The setting may be twentieth century Europe but The Danish Girl has a very twenty first century outlook on society, its political correct to the point of falseness. Transsexuality, rightly or wrongly, remains a controversial topic to this very day never mind in the 1920s in which the act of gender transition most definitely wouldn’t have been as socially acceptable as portrayed here. The film all but neglects many of the hardships that Lili Elbe faced on her journey to becoming herself, which robs the film of a genuine emotional core instead there’s a disappointing sense of glamorisation, resulting in a largely hollow experience.

Perhaps the film’s biggest misstep, other than an obsessive desire to avoid taking a single risk, is that the film refuses to critique its titular character. It’s undeniably fulfilling to see a person become who they truly are, but Lili is most definitely not a saint. She is at times extremely selfish and hurts the person she loves most, Gerda Wegener, frequently. A fact that the film never really acknowledges instead everything she does is painted in glowing sunshine. Einar Wegner needed to become Lili Elbe but she didn’t need to cause so much heartache for those close to her in the process.

Eddie Redmayne does a stellar job in the central role of Einar Wegner/Lili Elbe, it’s a less complex performance than expected but this is largely due to Lili being so sure of herself, Alicia Vikander however really steals the show as Einar’s wife. Gerda finds herself torn between holding onto the man she loves and accepting that that man never really existed in the first place, he is merely a smokescreen behind which Lili was hiding. Whenever The Danish Girl focuses on her is when it comes closest to being truly moving and it’s a shame that the film isn’t told more prominently from her far more compelling lens. Vikander gives the most human performance of the film and if anybody deserves awards recognition for their work here it’s most definitely her.

Tonally the film is light and airy but it’s also more than a little bit decadent, it feels like a film of little consequence the closing text that affirms what an inspiration Lili became for future transsexuals feels almost like parody as none of that importance has been portrayed on celluloid. The Danish Girl is not an especially long film but it feels like one, the washed out oil painting style colour palette doesn’t help the film remain engrossing throughout either. The film’s desire to offend literally nobody results in a stilted picture, it’s the cinematic equivalent of never taking a boat out of the harbour sure you’re perfectly safe but it’s hardly a memorable or compelling experience.

The best filmmakers take creative risks and Tom Hooper doesn’t take a single one here, in fact more risks are taken in the average walk to the shops than are present in the whole running time of this utterly predicable biopic. The Danish Girl is a perfectly acceptable film, it’ll offend nobody however it will resonate with a similar number of people as well.
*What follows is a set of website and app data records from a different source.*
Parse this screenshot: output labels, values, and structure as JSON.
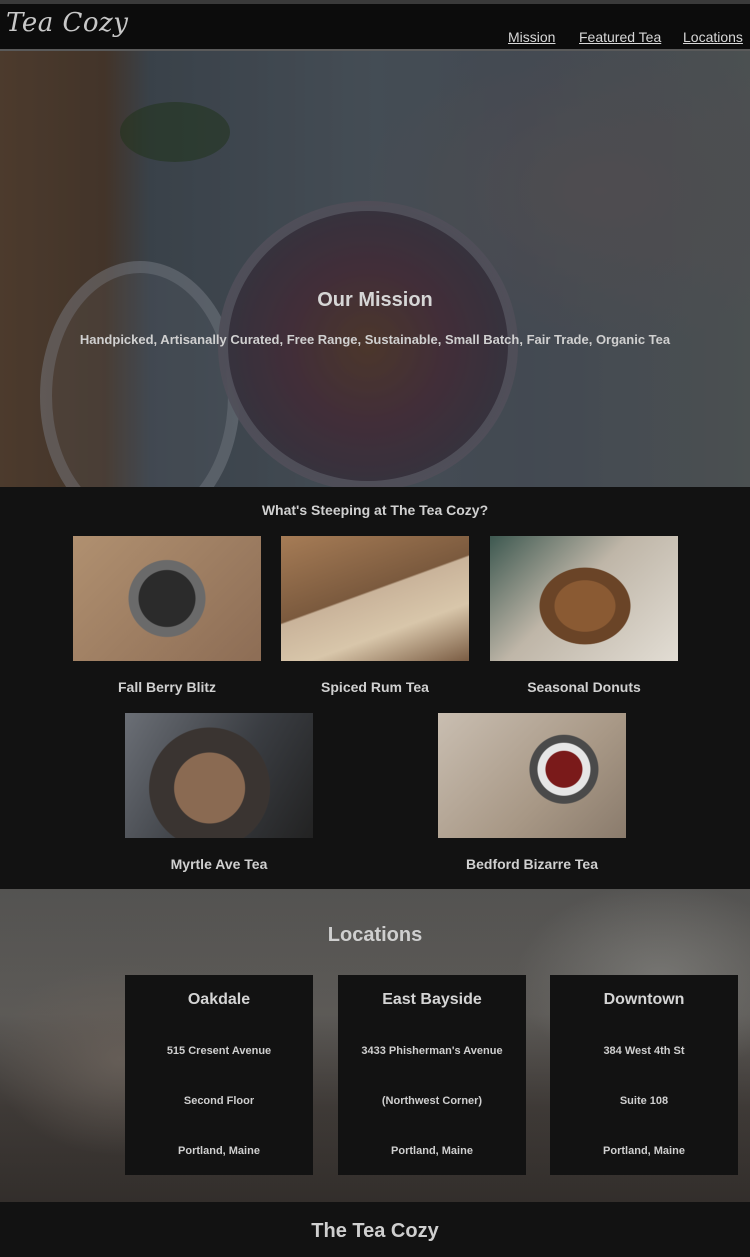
{
  "header": {
    "logo": "Tea Cozy",
    "nav": [
      "Mission",
      "Featured Tea",
      "Locations"
    ]
  },
  "hero": {
    "title": "Our Mission",
    "tagline": "Handpicked, Artisanally Curated, Free Range, Sustainable, Small Batch, Fair Trade, Organic Tea"
  },
  "featured": {
    "heading": "What's Steeping at The Tea Cozy?",
    "items": [
      {
        "name": "Fall Berry Blitz"
      },
      {
        "name": "Spiced Rum Tea"
      },
      {
        "name": "Seasonal Donuts"
      },
      {
        "name": "Myrtle Ave Tea"
      },
      {
        "name": "Bedford Bizarre Tea"
      }
    ]
  },
  "locations": {
    "heading": "Locations",
    "items": [
      {
        "name": "Oakdale",
        "line1": "515 Cresent Avenue",
        "line2": "Second Floor",
        "line3": "Portland, Maine"
      },
      {
        "name": "East Bayside",
        "line1": "3433 Phisherman's Avenue",
        "line2": "(Northwest Corner)",
        "line3": "Portland, Maine"
      },
      {
        "name": "Downtown",
        "line1": "384 West 4th St",
        "line2": "Suite 108",
        "line3": "Portland, Maine"
      }
    ]
  },
  "footer": {
    "text": "The Tea Cozy"
  }
}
It’s only the performances, which are generally of a high calibre, that are truly remarkable in every other category the film is so unnoteworthy it would be impressive if it wasn’t so frustrating.